Community Aid In The Forest
Warren E. Berkley
It is hard to imagine. Some trees not only communicate with each other, they help each other. I hadn’t known this or thought of it, until our recent trip to Utah.
A dynamic illustration of this is the underground root network system of the “Quaking Aspen” Tree. When you look out into the forest you see individual trees. While they are grouped together, what you see is individual trees. Underneath the surface there is a root system connecting the group. If one tree has an abundant supply of nutrients, that thriving tree is able to share the nutrients with struggling trees. It is sometimes described as a compassionate system of communication.
Stronger trees “look after” the weaker trees. Weaker trees are able to “tell” the stronger trees that they need help. So, what you see isn’t really independent trees but a group, a family, like a healthy church – where the strong help the weak and where the weak do not hesitate to seek the help of the more mature trees. Growth and longevity depends on the “fellowship” or unselfish generosity of the members.
This is what God built into His creation. These trees could not have lived without this “organic” system of mutual assistance and community aid.
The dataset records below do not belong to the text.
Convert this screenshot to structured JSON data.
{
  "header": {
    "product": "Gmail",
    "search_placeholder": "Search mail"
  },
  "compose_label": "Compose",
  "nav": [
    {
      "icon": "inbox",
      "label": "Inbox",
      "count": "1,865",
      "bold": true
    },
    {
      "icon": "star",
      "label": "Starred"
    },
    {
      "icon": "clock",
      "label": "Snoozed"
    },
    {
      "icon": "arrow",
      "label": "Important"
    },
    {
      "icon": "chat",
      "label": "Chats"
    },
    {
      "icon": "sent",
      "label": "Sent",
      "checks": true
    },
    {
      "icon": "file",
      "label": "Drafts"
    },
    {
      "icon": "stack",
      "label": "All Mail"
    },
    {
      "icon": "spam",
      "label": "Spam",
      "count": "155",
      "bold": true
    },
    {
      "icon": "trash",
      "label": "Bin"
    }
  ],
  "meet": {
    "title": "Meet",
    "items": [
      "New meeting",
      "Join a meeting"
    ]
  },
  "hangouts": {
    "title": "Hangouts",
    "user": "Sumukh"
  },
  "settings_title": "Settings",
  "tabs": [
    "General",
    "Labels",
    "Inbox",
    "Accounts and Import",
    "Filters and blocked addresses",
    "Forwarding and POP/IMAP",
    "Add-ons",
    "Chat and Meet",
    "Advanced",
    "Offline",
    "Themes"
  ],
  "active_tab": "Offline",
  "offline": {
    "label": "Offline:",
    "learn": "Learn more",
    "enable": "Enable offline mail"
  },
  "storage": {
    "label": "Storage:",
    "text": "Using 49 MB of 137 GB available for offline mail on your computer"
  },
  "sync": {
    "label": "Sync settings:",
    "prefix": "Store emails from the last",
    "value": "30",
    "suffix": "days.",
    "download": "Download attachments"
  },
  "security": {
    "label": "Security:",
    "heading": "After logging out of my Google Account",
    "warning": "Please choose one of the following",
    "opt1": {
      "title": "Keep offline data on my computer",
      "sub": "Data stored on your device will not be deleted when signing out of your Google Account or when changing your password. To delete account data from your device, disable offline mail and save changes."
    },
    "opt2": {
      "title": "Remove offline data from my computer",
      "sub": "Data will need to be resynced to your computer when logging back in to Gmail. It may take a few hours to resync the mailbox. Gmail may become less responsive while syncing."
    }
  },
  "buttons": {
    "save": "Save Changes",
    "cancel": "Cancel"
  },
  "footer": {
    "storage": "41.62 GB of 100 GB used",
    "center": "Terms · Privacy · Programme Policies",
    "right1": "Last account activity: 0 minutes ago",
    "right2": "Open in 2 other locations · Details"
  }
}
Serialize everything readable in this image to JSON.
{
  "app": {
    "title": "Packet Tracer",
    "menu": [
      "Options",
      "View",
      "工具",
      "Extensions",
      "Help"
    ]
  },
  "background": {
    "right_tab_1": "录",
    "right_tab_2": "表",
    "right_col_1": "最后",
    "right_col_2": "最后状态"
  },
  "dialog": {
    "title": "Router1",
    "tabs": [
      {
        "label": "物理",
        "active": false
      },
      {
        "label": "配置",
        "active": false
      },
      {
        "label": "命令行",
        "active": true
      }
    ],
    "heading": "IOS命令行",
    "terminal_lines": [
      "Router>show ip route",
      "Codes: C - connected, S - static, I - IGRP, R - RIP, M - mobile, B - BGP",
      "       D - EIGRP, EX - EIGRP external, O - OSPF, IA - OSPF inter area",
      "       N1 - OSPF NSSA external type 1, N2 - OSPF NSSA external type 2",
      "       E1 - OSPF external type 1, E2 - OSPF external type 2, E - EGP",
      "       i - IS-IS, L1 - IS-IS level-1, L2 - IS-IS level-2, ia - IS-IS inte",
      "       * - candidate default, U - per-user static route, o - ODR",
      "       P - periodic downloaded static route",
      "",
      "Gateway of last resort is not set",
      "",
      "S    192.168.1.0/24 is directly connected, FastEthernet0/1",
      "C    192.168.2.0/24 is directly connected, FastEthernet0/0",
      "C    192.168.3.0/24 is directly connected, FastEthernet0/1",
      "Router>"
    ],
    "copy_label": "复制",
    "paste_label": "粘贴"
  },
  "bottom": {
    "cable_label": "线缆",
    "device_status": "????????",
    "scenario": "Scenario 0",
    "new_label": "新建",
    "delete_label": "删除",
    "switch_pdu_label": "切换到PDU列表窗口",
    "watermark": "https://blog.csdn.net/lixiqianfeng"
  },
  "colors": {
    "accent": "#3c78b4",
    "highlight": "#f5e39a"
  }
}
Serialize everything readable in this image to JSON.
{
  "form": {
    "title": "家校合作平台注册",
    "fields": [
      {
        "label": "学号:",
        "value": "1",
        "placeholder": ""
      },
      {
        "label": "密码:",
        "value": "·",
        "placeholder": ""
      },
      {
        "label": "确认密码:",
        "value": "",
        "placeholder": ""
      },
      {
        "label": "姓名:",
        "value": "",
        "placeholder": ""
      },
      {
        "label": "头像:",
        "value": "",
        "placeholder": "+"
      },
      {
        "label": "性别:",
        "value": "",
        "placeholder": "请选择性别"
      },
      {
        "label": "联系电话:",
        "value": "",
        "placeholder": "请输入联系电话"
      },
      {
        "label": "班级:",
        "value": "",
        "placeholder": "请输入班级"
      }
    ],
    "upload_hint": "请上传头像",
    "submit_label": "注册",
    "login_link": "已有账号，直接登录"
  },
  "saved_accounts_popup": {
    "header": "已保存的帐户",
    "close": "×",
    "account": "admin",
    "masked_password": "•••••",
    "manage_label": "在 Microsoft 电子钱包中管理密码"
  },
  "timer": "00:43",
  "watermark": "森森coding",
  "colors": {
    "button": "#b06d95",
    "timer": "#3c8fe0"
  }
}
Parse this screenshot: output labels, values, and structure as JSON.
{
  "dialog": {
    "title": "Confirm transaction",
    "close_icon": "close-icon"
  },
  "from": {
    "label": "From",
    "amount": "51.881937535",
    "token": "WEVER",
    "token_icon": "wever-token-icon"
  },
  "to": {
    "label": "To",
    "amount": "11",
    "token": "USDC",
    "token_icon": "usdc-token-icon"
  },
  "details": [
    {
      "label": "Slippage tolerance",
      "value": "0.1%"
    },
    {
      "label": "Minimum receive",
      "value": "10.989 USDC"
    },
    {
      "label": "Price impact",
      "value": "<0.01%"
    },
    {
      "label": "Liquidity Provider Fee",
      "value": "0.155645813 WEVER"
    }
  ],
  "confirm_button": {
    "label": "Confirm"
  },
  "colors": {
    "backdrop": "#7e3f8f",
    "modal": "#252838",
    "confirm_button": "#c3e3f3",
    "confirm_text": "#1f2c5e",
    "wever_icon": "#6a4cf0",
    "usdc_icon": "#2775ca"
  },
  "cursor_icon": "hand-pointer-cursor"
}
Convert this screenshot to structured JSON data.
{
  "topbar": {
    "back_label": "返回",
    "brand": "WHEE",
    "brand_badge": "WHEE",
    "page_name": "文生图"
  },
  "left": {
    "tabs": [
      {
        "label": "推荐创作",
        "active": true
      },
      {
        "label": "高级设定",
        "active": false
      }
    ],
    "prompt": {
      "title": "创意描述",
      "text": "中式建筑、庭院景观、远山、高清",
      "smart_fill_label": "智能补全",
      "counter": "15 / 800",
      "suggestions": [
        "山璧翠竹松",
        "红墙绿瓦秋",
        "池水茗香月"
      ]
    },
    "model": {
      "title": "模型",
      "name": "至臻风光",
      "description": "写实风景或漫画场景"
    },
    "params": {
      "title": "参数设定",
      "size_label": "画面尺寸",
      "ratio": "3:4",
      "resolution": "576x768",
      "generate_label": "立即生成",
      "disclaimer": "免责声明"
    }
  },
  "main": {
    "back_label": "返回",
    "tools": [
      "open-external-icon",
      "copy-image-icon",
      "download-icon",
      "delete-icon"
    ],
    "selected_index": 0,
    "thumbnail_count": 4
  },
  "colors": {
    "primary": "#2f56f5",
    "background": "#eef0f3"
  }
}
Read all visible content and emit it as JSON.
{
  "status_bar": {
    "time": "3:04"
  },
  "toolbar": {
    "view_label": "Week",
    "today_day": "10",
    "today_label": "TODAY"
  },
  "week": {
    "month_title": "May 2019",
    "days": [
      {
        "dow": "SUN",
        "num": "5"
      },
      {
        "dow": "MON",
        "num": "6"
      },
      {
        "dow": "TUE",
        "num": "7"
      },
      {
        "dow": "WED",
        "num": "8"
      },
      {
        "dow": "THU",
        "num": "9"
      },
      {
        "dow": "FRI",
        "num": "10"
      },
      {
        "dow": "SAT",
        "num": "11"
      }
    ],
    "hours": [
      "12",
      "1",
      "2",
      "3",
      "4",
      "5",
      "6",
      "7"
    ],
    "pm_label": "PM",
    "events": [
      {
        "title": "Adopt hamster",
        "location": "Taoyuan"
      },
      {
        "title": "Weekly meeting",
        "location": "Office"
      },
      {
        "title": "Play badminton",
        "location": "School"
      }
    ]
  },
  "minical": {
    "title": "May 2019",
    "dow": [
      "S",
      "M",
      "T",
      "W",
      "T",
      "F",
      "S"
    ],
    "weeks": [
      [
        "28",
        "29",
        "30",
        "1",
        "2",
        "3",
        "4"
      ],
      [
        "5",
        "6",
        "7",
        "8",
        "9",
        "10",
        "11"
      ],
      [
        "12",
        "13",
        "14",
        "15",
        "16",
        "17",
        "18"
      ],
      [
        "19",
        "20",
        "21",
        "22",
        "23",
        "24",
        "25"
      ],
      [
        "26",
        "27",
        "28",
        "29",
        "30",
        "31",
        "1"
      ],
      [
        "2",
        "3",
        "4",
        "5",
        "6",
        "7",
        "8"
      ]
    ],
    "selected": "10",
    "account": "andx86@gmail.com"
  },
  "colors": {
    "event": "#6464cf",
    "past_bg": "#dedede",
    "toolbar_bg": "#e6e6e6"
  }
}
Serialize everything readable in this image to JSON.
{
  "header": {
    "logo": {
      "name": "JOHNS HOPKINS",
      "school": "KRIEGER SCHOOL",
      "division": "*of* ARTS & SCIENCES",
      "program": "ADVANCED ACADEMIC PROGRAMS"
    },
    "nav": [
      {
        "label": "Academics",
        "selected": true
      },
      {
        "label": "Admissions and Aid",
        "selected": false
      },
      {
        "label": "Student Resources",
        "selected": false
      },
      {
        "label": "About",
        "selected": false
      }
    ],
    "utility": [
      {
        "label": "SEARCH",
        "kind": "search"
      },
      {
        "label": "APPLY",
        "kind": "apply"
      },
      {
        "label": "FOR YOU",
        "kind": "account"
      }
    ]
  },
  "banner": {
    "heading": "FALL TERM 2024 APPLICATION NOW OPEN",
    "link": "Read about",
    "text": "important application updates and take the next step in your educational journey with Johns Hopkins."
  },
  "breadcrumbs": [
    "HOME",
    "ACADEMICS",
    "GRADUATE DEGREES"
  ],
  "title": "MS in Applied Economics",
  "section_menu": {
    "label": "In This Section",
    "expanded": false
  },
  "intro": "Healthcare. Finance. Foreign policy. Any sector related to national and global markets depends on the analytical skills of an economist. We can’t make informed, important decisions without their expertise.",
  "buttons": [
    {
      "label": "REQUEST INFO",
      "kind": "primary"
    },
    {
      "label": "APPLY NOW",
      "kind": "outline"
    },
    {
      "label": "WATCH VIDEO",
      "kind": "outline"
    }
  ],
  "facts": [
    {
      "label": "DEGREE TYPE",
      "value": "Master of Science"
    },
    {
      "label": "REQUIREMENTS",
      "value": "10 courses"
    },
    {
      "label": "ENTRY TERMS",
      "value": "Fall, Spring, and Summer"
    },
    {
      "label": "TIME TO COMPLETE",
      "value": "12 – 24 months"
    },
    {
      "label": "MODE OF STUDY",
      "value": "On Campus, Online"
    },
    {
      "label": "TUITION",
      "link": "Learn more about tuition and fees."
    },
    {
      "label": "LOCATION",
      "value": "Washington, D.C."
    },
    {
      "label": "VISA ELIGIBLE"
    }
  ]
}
I do not believe this system of community aid could have slowly evolved (how could the trees have survived before the system evolved?). God built this into nature in the beginning.
Likewise, God has ordained that this system of shared assistance be active in families and local churches. “We who are strong have an obligation to bear with the failings of the weak, and not to please ourselves.” Rom. 15:1